This Act amends the Employment Standards Act, 2000 in the following ways:
What does this mean?
Previously, if the Director provided approval for an Employer to enter into an averaging agreement with its Employees, and the Employer did so, then the Employer could average the hours of work an Employee worked in a two week period to determine the amount of overtime to pay.
Now an Employer can enter into an averaging agreement with its Employees with no need for Director approval. The averaging agreement can allow an Employer to take all the hours worked by an Employee over four weeks, divide it by four, and only pay overtime on the amount of hours worked by that Employee over and above the 48 hours per week.
Week 1 – worked 45 hours
Week 2 – worked 48 hours
Week 3 – worked 37 hours
Week 4 – worked 45 hours
Pursuant to the previous version of the ESA, if the Employer had the Director’s permission, and entered into an averaging agreement, the Employer would have to pay five hours of overtime for the first two weeks and no hours of overtime for the second two weeks:
Week One 45 hours + Week Two 48 hours = 93 hours
93 hours/2 = 46.5 average each for Week One and Week Two
Hours worked each Week 46.5 – Maximum hours allowed per week at regular pay 44 hours = 2.5 hours
2.5 hours of overtime for each of Week One and Week Two
= 5 hours total overtime to be paid
Week Three 37 hours + Week Four 45 hours = 82 hours
82 hours/2 = 41 average each for Week Three and Week Four 41 hours each week is less than the maximum hours allowed per week at regular pay 44 hours
= 0 hours total overtime to be paid
Now, if an Employer and an Employee enter into an averaging agreement pursuant to the new ESA amendments:
Week One 45 hours + Week Two 48 hours + Week Three 37 hours + Week Four 45 hours = 175 hours
175 hours/4 = 43.75 average each for all four weeks
Maximum hours allowed per week at regular pay 48 hours = 0 hours total overtime to be paid for the four weeks
What this means for Employees
Employers cannot force you to enter into an averaging agreement.
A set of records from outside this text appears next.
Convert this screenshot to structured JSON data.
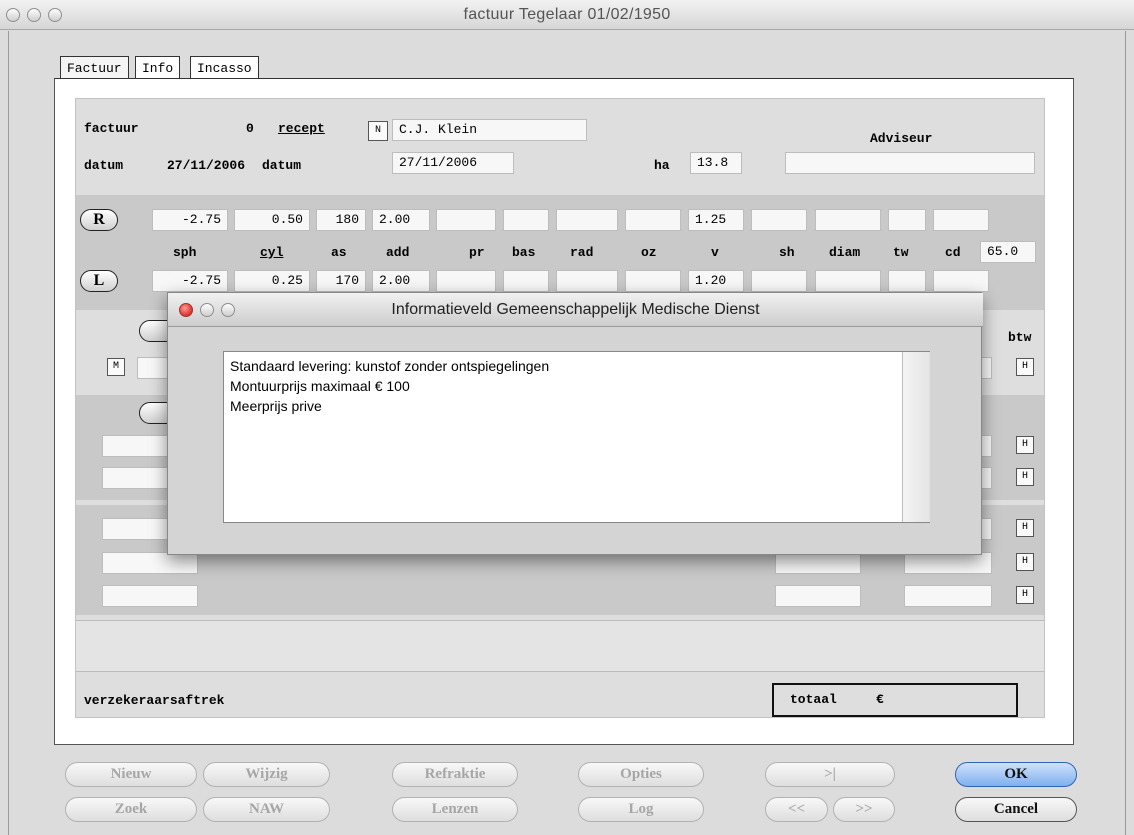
{
  "window": {
    "title": "factuur   Tegelaar 01/02/1950"
  },
  "tabs": [
    "Factuur",
    "Info",
    "Incasso"
  ],
  "header": {
    "factuur_label": "factuur",
    "factuur_value": "0",
    "recept_label": "recept",
    "n_button": "N",
    "recept_name": "C.J. Klein",
    "adviseur_label": "Adviseur",
    "adviseur_value": "",
    "datum_label": "datum",
    "datum_value": "27/11/2006",
    "datum2_label": "datum",
    "datum2_value": "27/11/2006",
    "ha_label": "ha",
    "ha_value": "13.8"
  },
  "refraction": {
    "right_button": "R",
    "left_button": "L",
    "columns": [
      "sph",
      "cyl",
      "as",
      "add",
      "pr",
      "bas",
      "rad",
      "oz",
      "v",
      "sh",
      "diam",
      "tw",
      "cd"
    ],
    "cd_value": "65.0",
    "right": {
      "sph": "-2.75",
      "cyl": "0.50",
      "as": "180",
      "add": "2.00",
      "v": "1.25"
    },
    "left": {
      "sph": "-2.75",
      "cyl": "0.25",
      "as": "170",
      "add": "2.00",
      "v": "1.20"
    }
  },
  "lines": {
    "btw_label": "btw",
    "m_button": "M",
    "h_button": "H"
  },
  "footer": {
    "verzekeraar_label": "verzekeraarsaftrek",
    "totaal_label": "totaal",
    "currency": "€"
  },
  "buttons": {
    "nieuw": "Nieuw",
    "wijzig": "Wijzig",
    "refraktie": "Refraktie",
    "opties": "Opties",
    "last": ">|",
    "ok": "OK",
    "zoek": "Zoek",
    "naw": "NAW",
    "lenzen": "Lenzen",
    "log": "Log",
    "prev": "<<",
    "next": ">>",
    "cancel": "Cancel"
  },
  "modal": {
    "title": "Informatieveld Gemeenschappelijk Medische Dienst",
    "lines": [
      "Standaard levering: kunstof zonder ontspiegelingen",
      "Montuurprijs maximaal € 100",
      "Meerprijs prive"
    ]
  },
  "colors": {
    "ok_button": "#7fb0ee",
    "close_red": "#e0413a"
  }
}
If your Employer asks you to do so, make sure that you obtain legal advice before you agree to this. Your Employer may be asking you to reduce your pay a sufficient amount that it may be considered constructive dismissal. Make sure to explore all your options with an employment law lawyer.
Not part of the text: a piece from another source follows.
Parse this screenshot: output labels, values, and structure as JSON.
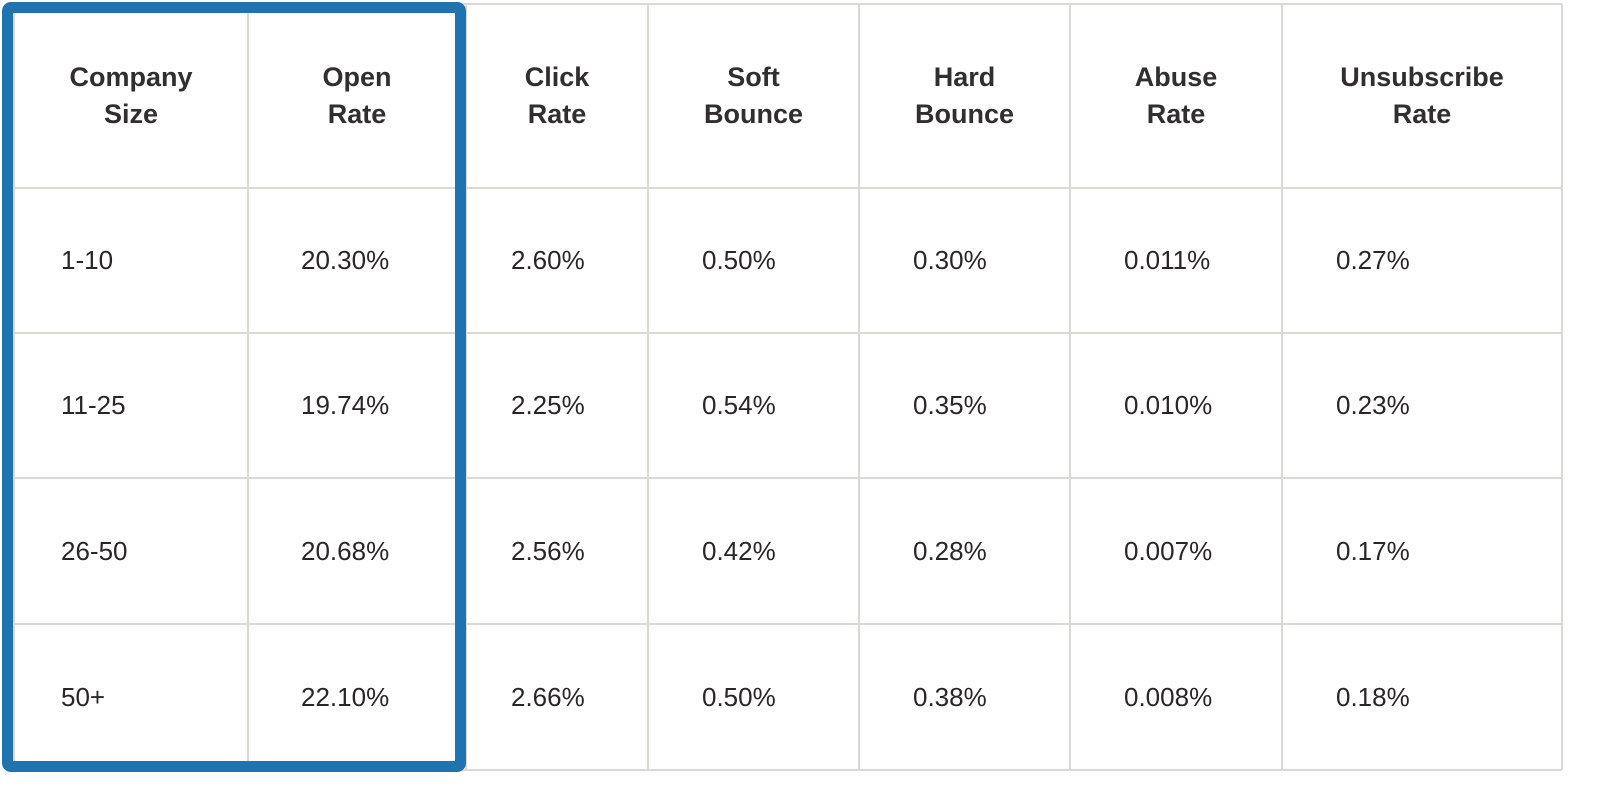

What this means for Employers
This may be a way to reduce your overall labour costs; however, there may be unseen costs that a lawyer can explain to you. All Employers and Employees have an Employment Agreement, even if there is nothing in writing. You may be in breach of that Employment Agreement if you attempt to unilaterally have your Employees enter into an averaging agreement. There is the right way and the costly way of making changes to how and how much you pay your Employees. See a lawyer first before making any significant changes. An Employment lawyer can guide you through the process.
Also – your original Employment Agreements may have spelled out that the Employee is to work 44 hours before beginning to earn overtime pay. That Agreement still supersedes the new changes to the ESA and means you still have to pay overtime over and above the 44 hours per week. Speak to a lawyer if you need to amend any Employment Agreement so as to allow for a 48 hour work week before paying for overtime.
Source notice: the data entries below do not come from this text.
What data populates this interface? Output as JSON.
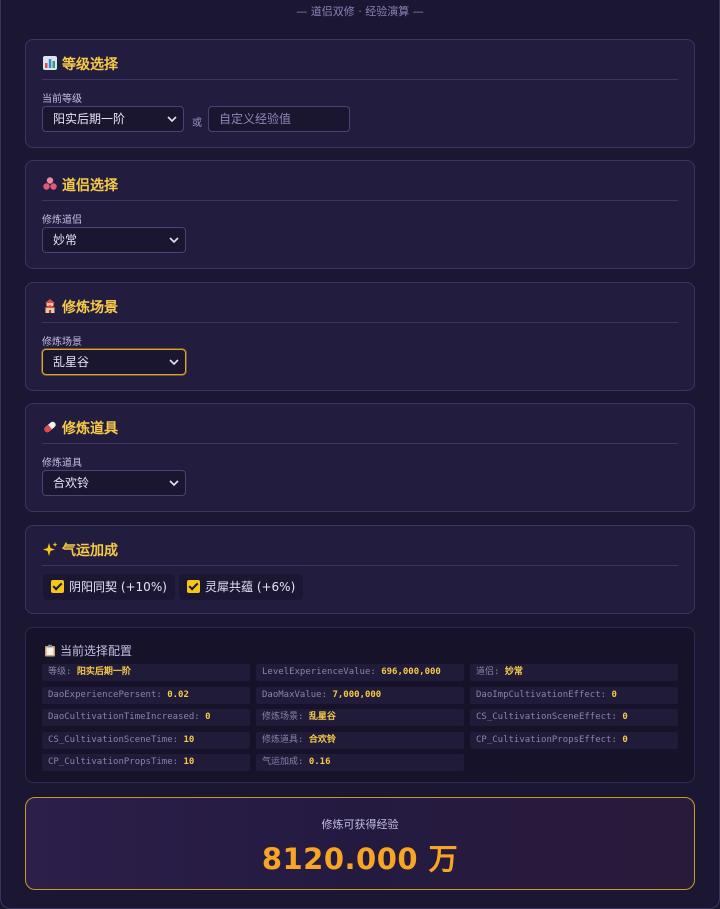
{
  "header": {
    "title": "— 道侣双修 · 经验演算 —"
  },
  "level_card": {
    "title": "等级选择",
    "field_label": "当前等级",
    "selected": "阳实后期一阶",
    "or_text": "或",
    "custom_placeholder": "自定义经验值"
  },
  "partner_card": {
    "title": "道侣选择",
    "field_label": "修炼道侣",
    "selected": "妙常"
  },
  "scene_card": {
    "title": "修炼场景",
    "field_label": "修炼场景",
    "selected": "乱星谷"
  },
  "props_card": {
    "title": "修炼道具",
    "field_label": "修炼道具",
    "selected": "合欢铃"
  },
  "luck_card": {
    "title": "气运加成",
    "options": [
      {
        "label": "阴阳同契 (+10%)",
        "checked": true
      },
      {
        "label": "灵犀共蕴 (+6%)",
        "checked": true
      }
    ]
  },
  "summary": {
    "title": "当前选择配置",
    "items": [
      {
        "key": "等级: ",
        "value": "阳实后期一阶"
      },
      {
        "key": "LevelExperienceValue: ",
        "value": "696,000,000"
      },
      {
        "key": "道侣: ",
        "value": "妙常"
      },
      {
        "key": "DaoExperiencePersent: ",
        "value": "0.02"
      },
      {
        "key": "DaoMaxValue: ",
        "value": "7,000,000"
      },
      {
        "key": "DaoImpCultivationEffect: ",
        "value": "0"
      },
      {
        "key": "DaoCultivationTimeIncreased: ",
        "value": "0"
      },
      {
        "key": "修炼场景: ",
        "value": "乱星谷"
      },
      {
        "key": "CS_CultivationSceneEffect: ",
        "value": "0"
      },
      {
        "key": "CS_CultivationSceneTime: ",
        "value": "10"
      },
      {
        "key": "修炼道具: ",
        "value": "合欢铃"
      },
      {
        "key": "CP_CultivationPropsEffect: ",
        "value": "0"
      },
      {
        "key": "CP_CultivationPropsTime: ",
        "value": "10"
      },
      {
        "key": "气运加成: ",
        "value": "0.16"
      }
    ]
  },
  "result": {
    "label": "修炼可获得经验",
    "value": "8120.000 万"
  },
  "colors": {
    "accent": "#f7c948",
    "result": "#f6a524",
    "bg": "#1b1733"
  }
}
The foregoing should not be considered to be legal advice and should not be relied upon as such. Please consult a lawyer to get advice and an opinion on your unique circumstances.